▶ [Requirement] The expected output is every entry, repeated word for word.

▶ [Excerpted data]
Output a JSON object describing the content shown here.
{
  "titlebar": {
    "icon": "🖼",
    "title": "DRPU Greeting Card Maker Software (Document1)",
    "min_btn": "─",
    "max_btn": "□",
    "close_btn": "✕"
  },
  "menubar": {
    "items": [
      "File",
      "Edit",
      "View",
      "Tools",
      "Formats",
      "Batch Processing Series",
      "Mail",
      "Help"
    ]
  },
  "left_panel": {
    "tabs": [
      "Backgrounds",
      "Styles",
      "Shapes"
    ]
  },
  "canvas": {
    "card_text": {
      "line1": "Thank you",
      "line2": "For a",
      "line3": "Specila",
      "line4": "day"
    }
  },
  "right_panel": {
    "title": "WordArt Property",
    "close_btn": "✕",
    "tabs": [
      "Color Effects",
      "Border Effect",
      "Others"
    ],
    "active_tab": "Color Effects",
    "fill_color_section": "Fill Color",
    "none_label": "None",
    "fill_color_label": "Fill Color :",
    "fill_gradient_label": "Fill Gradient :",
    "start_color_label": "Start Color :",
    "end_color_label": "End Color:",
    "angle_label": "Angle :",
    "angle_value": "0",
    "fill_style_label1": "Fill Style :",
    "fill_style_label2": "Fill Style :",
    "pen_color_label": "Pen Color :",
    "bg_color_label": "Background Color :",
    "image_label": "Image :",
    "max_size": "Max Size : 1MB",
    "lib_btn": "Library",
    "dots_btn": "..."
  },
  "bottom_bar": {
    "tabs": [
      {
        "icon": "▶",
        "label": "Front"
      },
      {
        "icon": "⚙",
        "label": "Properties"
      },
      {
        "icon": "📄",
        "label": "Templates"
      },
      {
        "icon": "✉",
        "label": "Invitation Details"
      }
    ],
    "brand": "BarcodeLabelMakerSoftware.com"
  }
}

▶ [Written response]
Output a JSON object describing the content shown here.
{
  "titlebar": {
    "icon": "🖼",
    "title": "DRPU Greeting Card Maker Software (Document1)",
    "min_btn": "─",
    "max_btn": "□",
    "close_btn": "✕"
  },
  "menubar": {
    "items": [
      "File",
      "Edit",
      "View",
      "Tools",
      "Formats",
      "Batch Processing Series",
      "Mail",
      "Help"
    ]
  },
  "left_panel": {
    "tabs": [
      "Backgrounds",
      "Styles",
      "Shapes"
    ]
  },
  "canvas": {
    "card_text": {
      "line1": "Thank you",
      "line2": "For a",
      "line3": "Specila",
      "line4": "day"
    }
  },
  "right_panel": {
    "title": "WordArt Property",
    "close_btn": "✕",
    "tabs": [
      "Color Effects",
      "Border Effect",
      "Others"
    ],
    "active_tab": "Color Effects",
    "fill_color_section": "Fill Color",
    "none_label": "None",
    "fill_color_label": "Fill Color :",
    "fill_gradient_label": "Fill Gradient :",
    "start_color_label": "Start Color :",
    "end_color_label": "End Color:",
    "angle_label": "Angle :",
    "angle_value": "0",
    "fill_style_label1": "Fill Style :",
    "fill_style_label2": "Fill Style :",
    "pen_color_label": "Pen Color :",
    "bg_color_label": "Background Color :",
    "image_label": "Image :",
    "max_size": "Max Size : 1MB",
    "lib_btn": "Library",
    "dots_btn": "..."
  },
  "bottom_bar": {
    "tabs": [
      {
        "icon": "▶",
        "label": "Front"
      },
      {
        "icon": "⚙",
        "label": "Properties"
      },
      {
        "icon": "📄",
        "label": "Templates"
      },
      {
        "icon": "✉",
        "label": "Invitation Details"
      }
    ],
    "brand": "BarcodeLabelMakerSoftware.com"
  }
}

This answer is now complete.